Graham Spence

Tell us a little bit about your career journey.

I left school after finishing my A levels and moved to London to be a rock star. Well, I started a band anyway.  That didn’t quite work out the way I hoped (there’s still time though). At 19 years in London I had to work to support myself while I pursued my musical ambitions so after a few retail jobs I ended up in the Civil Service, first the Department of Trade, then the Foreign Office. Purely by chance, I ended up working in export promotion helping UK companies sell their goods and services overseas and this led to quite a lot of travel, France, Japan, Panama, Ivory Coast, Mexico the USA - including nearly a year living in New York and working at the British Consulate there. As I got older (turned 30) I realised I still wanted to work in the music industry so I left the Foreign Office and started a small recording studio in East London with a friend of mine. We managed to keep it going for 7 years but technology and life moved on so we closed the studio and I returned to the North East and found the job here at Shotton Hall where I have worked as the Performing Arts Technician for the last 14 years.

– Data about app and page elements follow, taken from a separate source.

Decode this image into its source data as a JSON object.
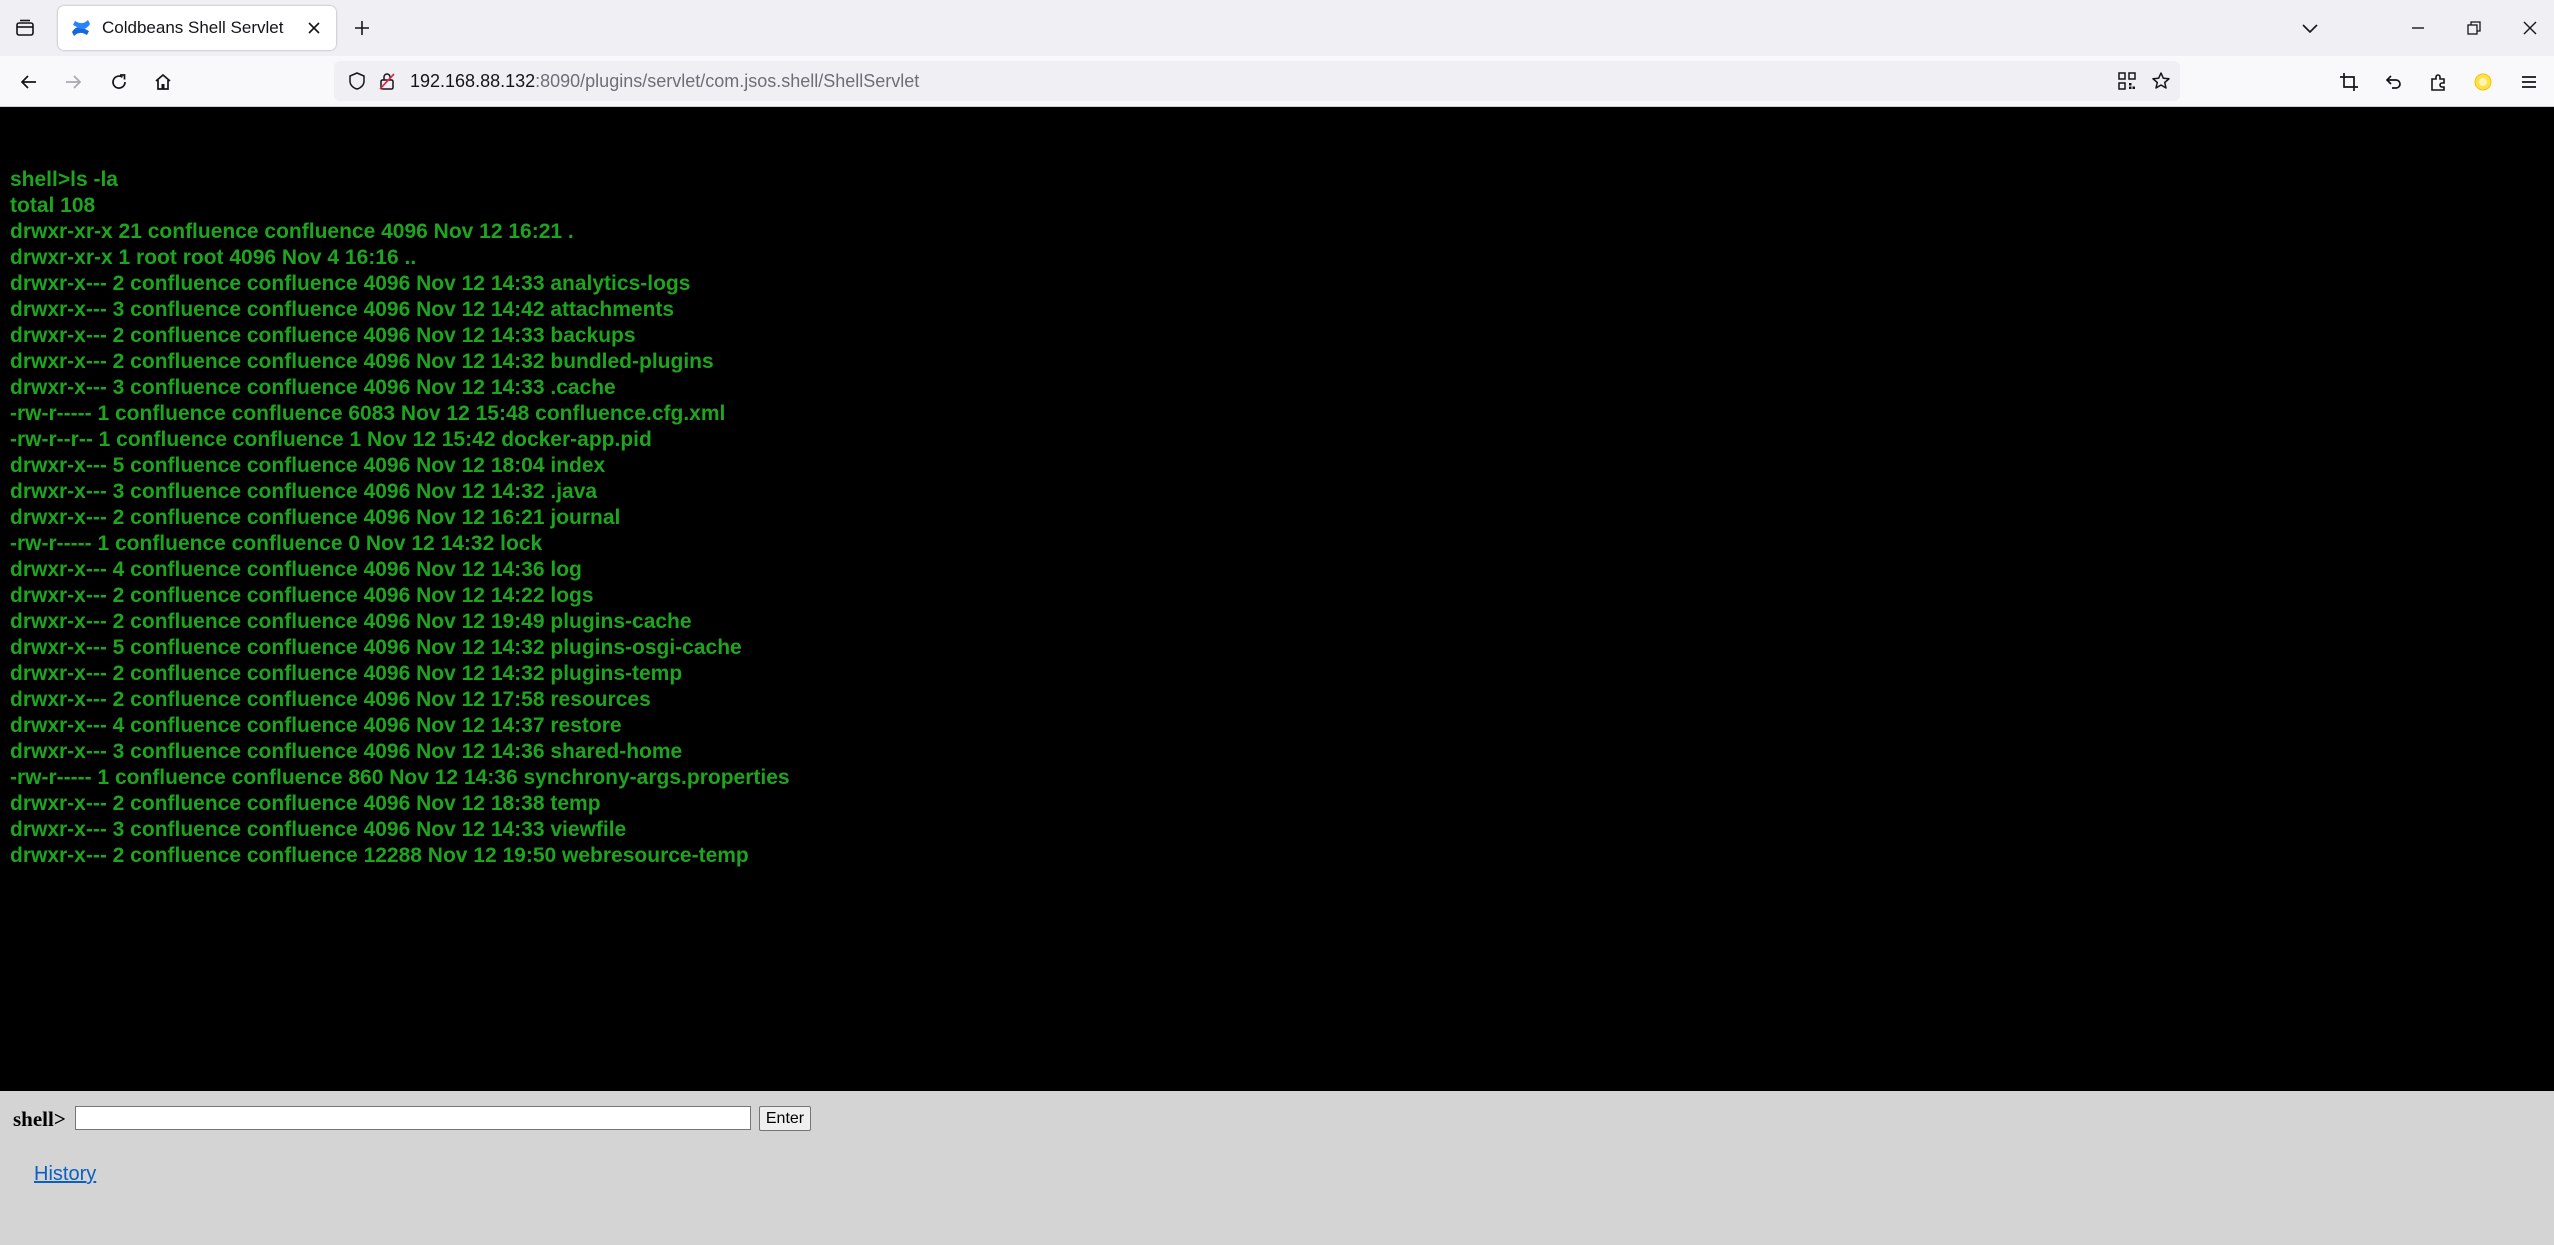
{
  "browser": {
    "tab": {
      "title": "Coldbeans Shell Servlet"
    },
    "url": {
      "host": "192.168.88.132",
      "rest": ":8090/plugins/servlet/com.jsos.shell/ShellServlet"
    },
    "icons": {
      "tab_list": "tab-list-icon",
      "favicon": "confluence-favicon",
      "close": "close-icon",
      "new_tab": "plus-icon",
      "back": "back-arrow-icon",
      "forward": "forward-arrow-icon",
      "reload": "reload-icon",
      "home": "home-icon",
      "shield": "shield-icon",
      "insecure": "insecure-lock-icon",
      "qr": "qr-code-icon",
      "bookmark": "star-icon",
      "screenshot": "crop-icon",
      "undo": "undo-icon",
      "extensions": "puzzle-icon",
      "account": "account-icon",
      "menu": "hamburger-menu-icon"
    },
    "accent_color": "#1ea41e"
  },
  "terminal": {
    "lines": [
      "shell>ls -la",
      "total 108",
      "drwxr-xr-x 21 confluence confluence 4096 Nov 12 16:21 .",
      "drwxr-xr-x 1 root root 4096 Nov 4 16:16 ..",
      "drwxr-x--- 2 confluence confluence 4096 Nov 12 14:33 analytics-logs",
      "drwxr-x--- 3 confluence confluence 4096 Nov 12 14:42 attachments",
      "drwxr-x--- 2 confluence confluence 4096 Nov 12 14:33 backups",
      "drwxr-x--- 2 confluence confluence 4096 Nov 12 14:32 bundled-plugins",
      "drwxr-x--- 3 confluence confluence 4096 Nov 12 14:33 .cache",
      "-rw-r----- 1 confluence confluence 6083 Nov 12 15:48 confluence.cfg.xml",
      "-rw-r--r-- 1 confluence confluence 1 Nov 12 15:42 docker-app.pid",
      "drwxr-x--- 5 confluence confluence 4096 Nov 12 18:04 index",
      "drwxr-x--- 3 confluence confluence 4096 Nov 12 14:32 .java",
      "drwxr-x--- 2 confluence confluence 4096 Nov 12 16:21 journal",
      "-rw-r----- 1 confluence confluence 0 Nov 12 14:32 lock",
      "drwxr-x--- 4 confluence confluence 4096 Nov 12 14:36 log",
      "drwxr-x--- 2 confluence confluence 4096 Nov 12 14:22 logs",
      "drwxr-x--- 2 confluence confluence 4096 Nov 12 19:49 plugins-cache",
      "drwxr-x--- 5 confluence confluence 4096 Nov 12 14:32 plugins-osgi-cache",
      "drwxr-x--- 2 confluence confluence 4096 Nov 12 14:32 plugins-temp",
      "drwxr-x--- 2 confluence confluence 4096 Nov 12 17:58 resources",
      "drwxr-x--- 4 confluence confluence 4096 Nov 12 14:37 restore",
      "drwxr-x--- 3 confluence confluence 4096 Nov 12 14:36 shared-home",
      "-rw-r----- 1 confluence confluence 860 Nov 12 14:36 synchrony-args.properties",
      "drwxr-x--- 2 confluence confluence 4096 Nov 12 18:38 temp",
      "drwxr-x--- 3 confluence confluence 4096 Nov 12 14:33 viewfile",
      "drwxr-x--- 2 confluence confluence 12288 Nov 12 19:50 webresource-temp"
    ]
  },
  "form": {
    "prompt": "shell>",
    "input_value": "",
    "enter_label": "Enter",
    "history_label": "History"
  }
}
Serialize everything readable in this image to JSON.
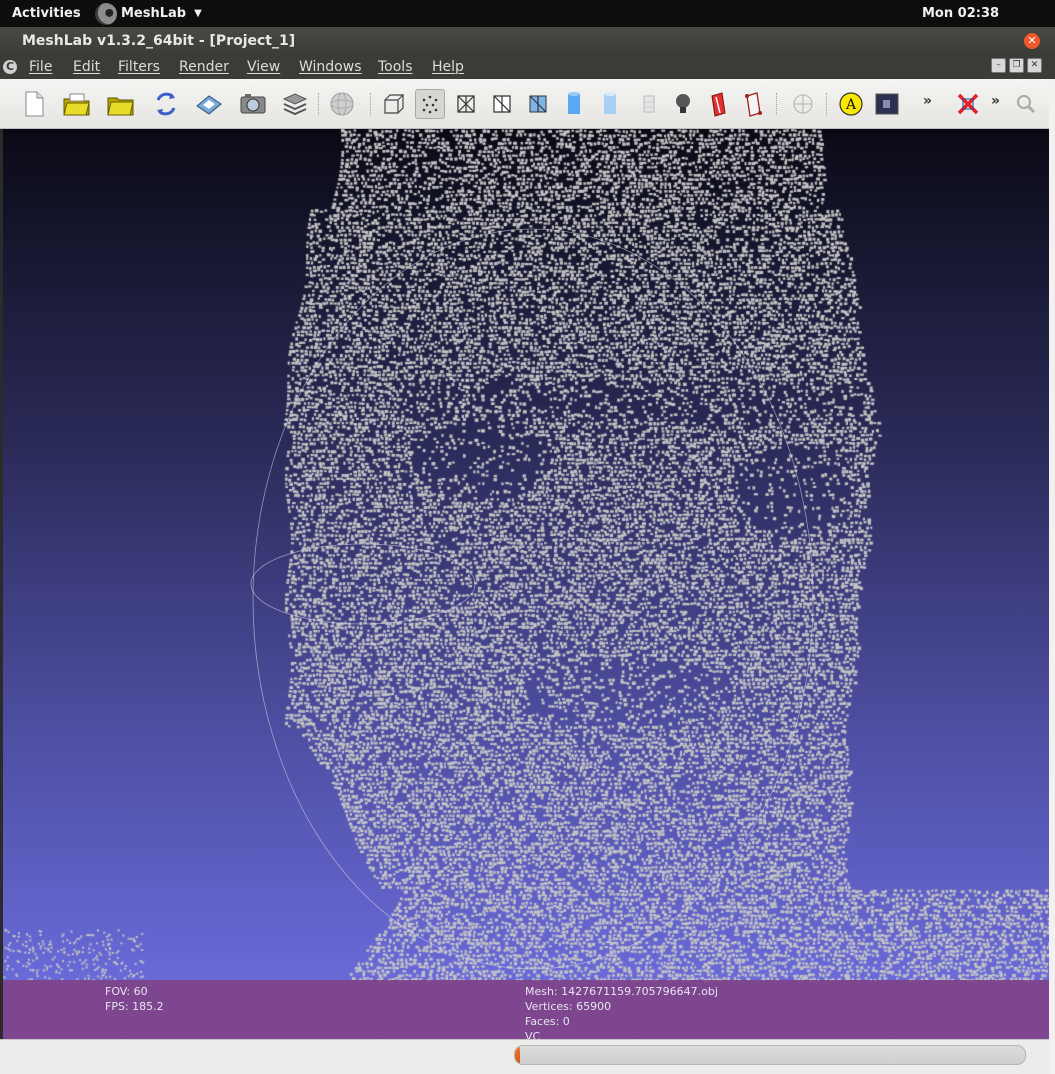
{
  "topbar": {
    "activities": "Activities",
    "app_name": "MeshLab",
    "clock": "Mon 02:38"
  },
  "window": {
    "title": "MeshLab v1.3.2_64bit - [Project_1]"
  },
  "menu": {
    "items": [
      "File",
      "Edit",
      "Filters",
      "Render",
      "View",
      "Windows",
      "Tools",
      "Help"
    ]
  },
  "toolbar": {
    "icons": [
      "new-document-icon",
      "open-folder-icon",
      "open-project-icon",
      "reload-icon",
      "save-snapshot-icon",
      "camera-snapshot-icon",
      "layers-icon",
      "sphere-icon",
      "bounding-box-icon",
      "points-icon",
      "wireframe-icon",
      "hidden-lines-icon",
      "flat-lines-icon",
      "flat-shading-icon",
      "smooth-shading-icon",
      "texture-icon",
      "light-icon",
      "color-icon",
      "double-side-icon",
      "mesh-globe-icon",
      "annotation-icon",
      "raster-icon",
      "delete-icon",
      "search-icon"
    ],
    "selected": "points-icon",
    "annotation_letter": "A",
    "overflow_marker": "»"
  },
  "viewport": {
    "fov_label": "FOV: 60",
    "fps_label": "FPS:   185.2",
    "mesh_label": "Mesh: 1427671159.705796647.obj",
    "vertices_label": "Vertices: 65900",
    "faces_label": "Faces: 0",
    "vc_label": "VC",
    "colors": {
      "point": "#c4c4c4",
      "bg_top": "#0a0a16",
      "bg_bottom": "#7070e6",
      "info_bg": "#804080"
    }
  },
  "status": {
    "progress": 0.01
  }
}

Is your current occupation what you always wanted to do? 

Well apart from the rock star thing… In a way, yes. I enjoy working here at Shotton Hall as every day is different and I still get to be creative especially making videos for the school and recording music here. 

What have you learned along the way?

That you never know what’s around the corner or what life has in store for you – a setback one day might lead to an opportunity the next so make the best of those opportunities and enjoy yourself along the way. 

What is your top career tip?

2 tips really, No. 1 - there is no substitute for hard work -  putting the time and effort into achieving your goals is going to be the only way to achieve them. No. 2 - embrace change, the digital revolution, technology, the internet, will never end or stop evolving and we all need to keep up with that change and how it affects our lives and the way we work or risk being left behind. 

Graham Spence